In the pub later that evening Andrew, my colleague Paul Walk and myself discussed ways in which events, ranging from a seminar attracting a handful of people to a larger workshop lasting a couple of days, might be ‘amplified’, even if there is no budget available for commissioning professional AV services. It seems that such approaches were embraced at the workshop earlier this week, based on a handful of people tweeting at the event and the tweets subsequently being curated and publicised to a wider audience. How might we summarise the emerging best practices for organisers of events who wish to maximise engagement opportunities from a wider audience?
- Have an event hashtag, ensure that it is publicised in a timely fashion and that its meaning and purpose can be easily found. Note that for the #KEDAI tag @atreloar’s initial tweet helpfully provided the context:
About to start moderating/presenting at/taking part in Knowledge Exchange Digital Author Identifier workshop in London #KEDAI
He then went on to point out possible clashes with other uses of the tag:
By the way, apologies to those of you seeing a hashtag collision for #KEDAI. If it’s in Indonesian it probably doesn’t relate to the w’shop
- Encourage participants to tweet in order to obtain a critical mass (bearing in mind that being a solo person tweeting about an event can be difficult) as illustrated by @atreloar:
Will try and shame others into tweeting so you get more than just my take on it #keda
- Provide a concluding tweet which helps others (including a third party who may be curating the tweets) to identify when an event is over (although, as in this case, there may be subsequent tweets this may not always happen). In this example, @atreloar provided a conclusion in echoing the comments made by the final speaker at the event:

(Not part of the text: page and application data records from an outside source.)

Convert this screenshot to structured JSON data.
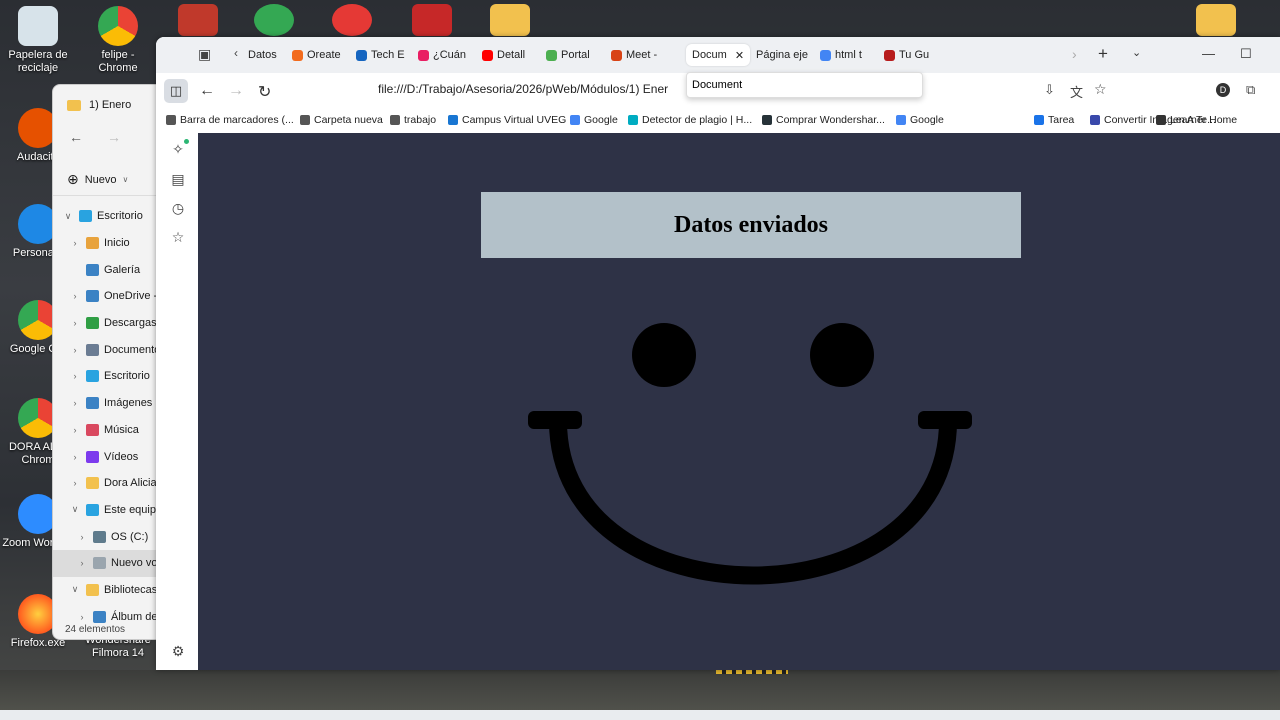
{
  "desktop": {
    "icons": [
      {
        "label": "Papelera de reciclaje"
      },
      {
        "label": "felipe - Chrome"
      },
      {
        "label": "Audacity"
      },
      {
        "label": "Personal -"
      },
      {
        "label": "Google Chr"
      },
      {
        "label": "DORA ALIC Chrom"
      },
      {
        "label": "Zoom Workpla"
      },
      {
        "label": "Firefox.exe"
      },
      {
        "label": "Wondershare Filmora 14"
      }
    ]
  },
  "explorer": {
    "title": "1) Enero",
    "new_label": "Nuevo",
    "tree": [
      {
        "label": "Escritorio",
        "chev": "v",
        "indent": 0
      },
      {
        "label": "Inicio",
        "chev": ">",
        "indent": 1
      },
      {
        "label": "Galería",
        "chev": "",
        "indent": 1
      },
      {
        "label": "OneDrive -",
        "chev": ">",
        "indent": 1
      },
      {
        "label": "Descargas",
        "chev": ">",
        "indent": 1
      },
      {
        "label": "Documento",
        "chev": ">",
        "indent": 1
      },
      {
        "label": "Escritorio",
        "chev": ">",
        "indent": 1
      },
      {
        "label": "Imágenes",
        "chev": ">",
        "indent": 1
      },
      {
        "label": "Música",
        "chev": ">",
        "indent": 1
      },
      {
        "label": "Vídeos",
        "chev": ">",
        "indent": 1
      },
      {
        "label": "Dora Alicia",
        "chev": ">",
        "indent": 1
      },
      {
        "label": "Este equipo",
        "chev": "v",
        "indent": 1
      },
      {
        "label": "OS (C:)",
        "chev": ">",
        "indent": 2
      },
      {
        "label": "Nuevo vol",
        "chev": ">",
        "indent": 2
      },
      {
        "label": "Bibliotecas",
        "chev": "v",
        "indent": 1
      },
      {
        "label": "Álbum de",
        "chev": ">",
        "indent": 2
      }
    ],
    "status": "24 elementos"
  },
  "browser": {
    "tabs": [
      {
        "label": "Datos",
        "color": "#ffffff"
      },
      {
        "label": "Oreate",
        "color": "#f26b1d"
      },
      {
        "label": "Tech E",
        "color": "#1565c0"
      },
      {
        "label": "¿Cuán",
        "color": "#e91e63"
      },
      {
        "label": "Detall",
        "color": "#ff0000"
      },
      {
        "label": "Portal",
        "color": "#4caf50"
      },
      {
        "label": "Meet -",
        "color": "#d84315"
      },
      {
        "label": "Docum",
        "color": "#ffffff"
      },
      {
        "label": "Página eje",
        "color": "#ffffff"
      },
      {
        "label": "html t",
        "color": "#4285f4"
      },
      {
        "label": "Tu Gu",
        "color": "#b71c1c"
      }
    ],
    "tooltip": "Document",
    "url": "file:///D:/Trabajo/Asesoria/2026/pWeb/Módulos/1) Ener",
    "profile_initial": "D",
    "bookmarks": [
      {
        "label": "Barra de marcadores (...",
        "color": "#555555"
      },
      {
        "label": "Carpeta nueva",
        "color": "#555555"
      },
      {
        "label": "trabajo",
        "color": "#555555"
      },
      {
        "label": "Campus Virtual UVEG",
        "color": "#1976d2"
      },
      {
        "label": "Google",
        "color": "#4285f4"
      },
      {
        "label": "Detector de plagio | H...",
        "color": "#00acc1"
      },
      {
        "label": "Comprar Wondershar...",
        "color": "#263238"
      },
      {
        "label": "Google",
        "color": "#4285f4"
      },
      {
        "label": "Tarea",
        "color": "#1a73e8"
      },
      {
        "label": "Convertir Imagen A Te...",
        "color": "#3949ab"
      },
      {
        "label": "Learner Home",
        "color": "#333333"
      }
    ]
  },
  "page": {
    "heading": "Datos enviados",
    "background": "#2e3246",
    "banner_color": "#b3c1c9"
  }
}
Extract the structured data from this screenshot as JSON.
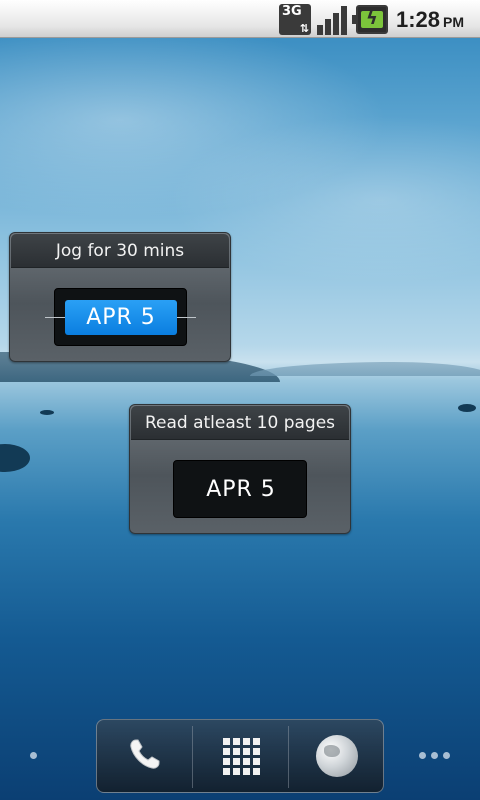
{
  "status_bar": {
    "network_label": "3G",
    "time": "1:28",
    "ampm": "PM",
    "icons": [
      "network-3g-icon",
      "signal-strength-icon",
      "battery-charging-icon"
    ]
  },
  "widgets": [
    {
      "title": "Jog for 30 mins",
      "date": "APR  5",
      "state": "highlighted"
    },
    {
      "title": "Read atleast 10 pages",
      "date": "APR  5",
      "state": "normal"
    }
  ],
  "dock": {
    "items": [
      {
        "name": "phone",
        "icon": "phone-icon"
      },
      {
        "name": "app-drawer",
        "icon": "grid-icon"
      },
      {
        "name": "browser",
        "icon": "globe-icon"
      }
    ]
  },
  "home_screen": {
    "left_page_indicator": "single-dot",
    "right_page_indicator": "three-dots"
  },
  "colors": {
    "accent_blue": "#0a7ee0",
    "widget_dark": "#2b2f33"
  }
}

In summary, very helpful and he wants to thank (on behalf of US!) the JISC and KE for organising the event #KEDA
But what of the possible risks associated with curation of tweets form an event? Such issues are being addressed as part of the JISC-funded Greening Events II project which is being led by ILRT, University of Bristol, with UKOLN delivering a workpackage on best practices for event amplification. In a blog post published yesterday on Assessing the Risks: Twitter Kirsty Pitkin described an initial risk assessment approach which will be included in the Greening Events II report on use of Twitter at events.
In this post, I’ll not repeat the warnings of possible risks (which include event spam and inappropriate tweets). However the initial risk is worth highlighting: the risk of doing nothing or failing to engage. For those who may be averse to taking risks it should be noted that doing nothing may be the biggest risk!
Reading Kirsty’s comments it occurred to me that in addition to inappropriate tweets resulting from the mob mentality i.e. “the audience may engage in a negative critique of the speaker whilst a presentation is ongoing” there may also be tweets which the person tweeting may feel not to be appropriate to be included in a curated record (e.g. jokey asides), As part of the process for curating tweets I’m thinking that a summary which provides the context, the scoping criteria for including and information about removing inappropriate tweets may be a useful addition to a curated story would be useful. My suggested approach is given below:
These tweets were curated by Brian Kelly, UKOLN based on tweets with the #KEDAI hashtag. Duplicate entries (i.e. RTs) have been removed. A summary of the curation of this story has been posted ion the UK Web Focus blog at http://ukwebfocus.wordpress.com/2012/03/16/kedai-tweets-and-the-value-of-storify/
If any inappropriate tweets have been included in this story, please contact Brian Kelly (@briankelly). If appropriate such tweets will be removed.
I’d welcome your thoughts.